- _TASK PROMPT_: Report every line from the following entries that contains the string "Decrease".

- _DATA SHOWN_:

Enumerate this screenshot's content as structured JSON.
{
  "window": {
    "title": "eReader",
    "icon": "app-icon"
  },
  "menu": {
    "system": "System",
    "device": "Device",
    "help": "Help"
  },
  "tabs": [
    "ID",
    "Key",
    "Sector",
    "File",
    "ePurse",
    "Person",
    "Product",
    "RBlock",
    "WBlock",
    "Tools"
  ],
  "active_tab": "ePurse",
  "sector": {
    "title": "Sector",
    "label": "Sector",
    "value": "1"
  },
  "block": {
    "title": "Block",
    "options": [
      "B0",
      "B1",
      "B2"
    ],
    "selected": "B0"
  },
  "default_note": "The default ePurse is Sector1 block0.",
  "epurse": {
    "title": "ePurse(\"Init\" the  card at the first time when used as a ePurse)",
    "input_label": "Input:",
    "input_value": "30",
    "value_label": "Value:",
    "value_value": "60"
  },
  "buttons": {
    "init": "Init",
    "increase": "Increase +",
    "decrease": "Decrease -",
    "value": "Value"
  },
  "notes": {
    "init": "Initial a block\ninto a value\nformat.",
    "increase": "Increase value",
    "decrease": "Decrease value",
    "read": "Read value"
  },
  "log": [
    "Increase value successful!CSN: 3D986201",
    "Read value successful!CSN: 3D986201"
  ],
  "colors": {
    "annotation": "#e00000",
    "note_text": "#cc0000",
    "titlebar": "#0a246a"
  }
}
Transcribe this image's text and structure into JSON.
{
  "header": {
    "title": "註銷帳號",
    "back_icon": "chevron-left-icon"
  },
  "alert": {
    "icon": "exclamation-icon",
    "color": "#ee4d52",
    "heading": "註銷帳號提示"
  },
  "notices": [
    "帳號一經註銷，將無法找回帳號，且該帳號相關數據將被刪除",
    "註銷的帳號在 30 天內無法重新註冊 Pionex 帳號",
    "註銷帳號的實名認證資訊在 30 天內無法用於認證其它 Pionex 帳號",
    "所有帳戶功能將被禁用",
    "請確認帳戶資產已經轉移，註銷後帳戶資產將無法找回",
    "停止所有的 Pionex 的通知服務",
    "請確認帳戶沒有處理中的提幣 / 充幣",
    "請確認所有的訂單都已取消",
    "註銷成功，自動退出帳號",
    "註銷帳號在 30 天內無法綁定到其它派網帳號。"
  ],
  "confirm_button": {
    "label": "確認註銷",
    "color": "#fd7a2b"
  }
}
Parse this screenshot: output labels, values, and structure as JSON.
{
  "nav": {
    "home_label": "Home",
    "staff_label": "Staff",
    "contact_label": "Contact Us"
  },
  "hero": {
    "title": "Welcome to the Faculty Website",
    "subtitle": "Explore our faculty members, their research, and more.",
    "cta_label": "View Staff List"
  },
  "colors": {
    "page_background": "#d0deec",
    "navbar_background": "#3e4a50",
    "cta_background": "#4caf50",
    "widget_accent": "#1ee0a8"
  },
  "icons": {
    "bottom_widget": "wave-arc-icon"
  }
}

- _ANSWER SPACE_:
    "decrease": "Decrease -",
    "decrease": "Decrease value",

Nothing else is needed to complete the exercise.